[Element data from apps and pages]
****************************************

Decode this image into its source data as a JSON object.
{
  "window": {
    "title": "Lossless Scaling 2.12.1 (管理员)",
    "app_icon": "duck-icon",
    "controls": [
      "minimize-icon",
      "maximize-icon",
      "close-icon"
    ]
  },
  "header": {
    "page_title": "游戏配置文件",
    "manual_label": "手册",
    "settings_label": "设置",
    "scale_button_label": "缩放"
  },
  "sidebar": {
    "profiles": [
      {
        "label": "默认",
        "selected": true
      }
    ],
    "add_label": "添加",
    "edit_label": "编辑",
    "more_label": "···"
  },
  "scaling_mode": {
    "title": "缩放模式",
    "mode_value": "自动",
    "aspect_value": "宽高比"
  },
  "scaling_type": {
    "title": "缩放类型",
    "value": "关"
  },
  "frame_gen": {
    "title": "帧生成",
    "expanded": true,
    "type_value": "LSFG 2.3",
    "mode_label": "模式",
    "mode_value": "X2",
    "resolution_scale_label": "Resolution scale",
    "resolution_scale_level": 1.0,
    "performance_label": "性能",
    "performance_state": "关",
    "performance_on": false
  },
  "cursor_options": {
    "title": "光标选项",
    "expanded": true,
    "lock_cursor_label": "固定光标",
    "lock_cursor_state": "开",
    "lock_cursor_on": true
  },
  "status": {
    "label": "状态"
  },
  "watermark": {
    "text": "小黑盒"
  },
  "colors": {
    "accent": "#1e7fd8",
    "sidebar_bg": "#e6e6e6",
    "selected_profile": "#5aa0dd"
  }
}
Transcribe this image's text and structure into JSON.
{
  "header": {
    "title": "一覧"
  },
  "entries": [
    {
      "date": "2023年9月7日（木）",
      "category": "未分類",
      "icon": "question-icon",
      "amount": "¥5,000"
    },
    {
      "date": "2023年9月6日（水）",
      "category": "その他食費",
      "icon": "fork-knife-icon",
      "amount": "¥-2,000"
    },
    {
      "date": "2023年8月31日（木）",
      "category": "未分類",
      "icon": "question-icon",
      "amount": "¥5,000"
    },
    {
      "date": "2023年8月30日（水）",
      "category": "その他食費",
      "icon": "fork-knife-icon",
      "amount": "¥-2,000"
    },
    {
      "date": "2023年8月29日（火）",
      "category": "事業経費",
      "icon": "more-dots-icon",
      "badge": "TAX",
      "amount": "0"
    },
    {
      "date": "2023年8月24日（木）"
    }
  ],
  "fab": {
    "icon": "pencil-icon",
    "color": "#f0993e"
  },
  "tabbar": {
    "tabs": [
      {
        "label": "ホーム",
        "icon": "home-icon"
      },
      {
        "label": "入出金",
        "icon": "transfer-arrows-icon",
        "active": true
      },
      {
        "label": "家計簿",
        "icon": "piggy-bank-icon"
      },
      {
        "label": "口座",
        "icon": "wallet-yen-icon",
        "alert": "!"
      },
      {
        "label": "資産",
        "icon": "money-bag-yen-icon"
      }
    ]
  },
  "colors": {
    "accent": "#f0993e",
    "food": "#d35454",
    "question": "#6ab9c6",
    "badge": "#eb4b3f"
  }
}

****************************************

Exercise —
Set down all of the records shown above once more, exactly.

Exercise response —
Decode this image into its source data as a JSON object.
{
  "window": {
    "title": "Lossless Scaling 2.12.1 (管理员)",
    "app_icon": "duck-icon",
    "controls": [
      "minimize-icon",
      "maximize-icon",
      "close-icon"
    ]
  },
  "header": {
    "page_title": "游戏配置文件",
    "manual_label": "手册",
    "settings_label": "设置",
    "scale_button_label": "缩放"
  },
  "sidebar": {
    "profiles": [
      {
        "label": "默认",
        "selected": true
      }
    ],
    "add_label": "添加",
    "edit_label": "编辑",
    "more_label": "···"
  },
  "scaling_mode": {
    "title": "缩放模式",
    "mode_value": "自动",
    "aspect_value": "宽高比"
  },
  "scaling_type": {
    "title": "缩放类型",
    "value": "关"
  },
  "frame_gen": {
    "title": "帧生成",
    "expanded": true,
    "type_value": "LSFG 2.3",
    "mode_label": "模式",
    "mode_value": "X2",
    "resolution_scale_label": "Resolution scale",
    "resolution_scale_level": 1.0,
    "performance_label": "性能",
    "performance_state": "关",
    "performance_on": false
  },
  "cursor_options": {
    "title": "光标选项",
    "expanded": true,
    "lock_cursor_label": "固定光标",
    "lock_cursor_state": "开",
    "lock_cursor_on": true
  },
  "status": {
    "label": "状态"
  },
  "watermark": {
    "text": "小黑盒"
  },
  "colors": {
    "accent": "#1e7fd8",
    "sidebar_bg": "#e6e6e6",
    "selected_profile": "#5aa0dd"
  }
}
Transcribe this image's text and structure into JSON.
{
  "header": {
    "title": "一覧"
  },
  "entries": [
    {
      "date": "2023年9月7日（木）",
      "category": "未分類",
      "icon": "question-icon",
      "amount": "¥5,000"
    },
    {
      "date": "2023年9月6日（水）",
      "category": "その他食費",
      "icon": "fork-knife-icon",
      "amount": "¥-2,000"
    },
    {
      "date": "2023年8月31日（木）",
      "category": "未分類",
      "icon": "question-icon",
      "amount": "¥5,000"
    },
    {
      "date": "2023年8月30日（水）",
      "category": "その他食費",
      "icon": "fork-knife-icon",
      "amount": "¥-2,000"
    },
    {
      "date": "2023年8月29日（火）",
      "category": "事業経費",
      "icon": "more-dots-icon",
      "badge": "TAX",
      "amount": "0"
    },
    {
      "date": "2023年8月24日（木）"
    }
  ],
  "fab": {
    "icon": "pencil-icon",
    "color": "#f0993e"
  },
  "tabbar": {
    "tabs": [
      {
        "label": "ホーム",
        "icon": "home-icon"
      },
      {
        "label": "入出金",
        "icon": "transfer-arrows-icon",
        "active": true
      },
      {
        "label": "家計簿",
        "icon": "piggy-bank-icon"
      },
      {
        "label": "口座",
        "icon": "wallet-yen-icon",
        "alert": "!"
      },
      {
        "label": "資産",
        "icon": "money-bag-yen-icon"
      }
    ]
  },
  "colors": {
    "accent": "#f0993e",
    "food": "#d35454",
    "question": "#6ab9c6",
    "badge": "#eb4b3f"
  }
}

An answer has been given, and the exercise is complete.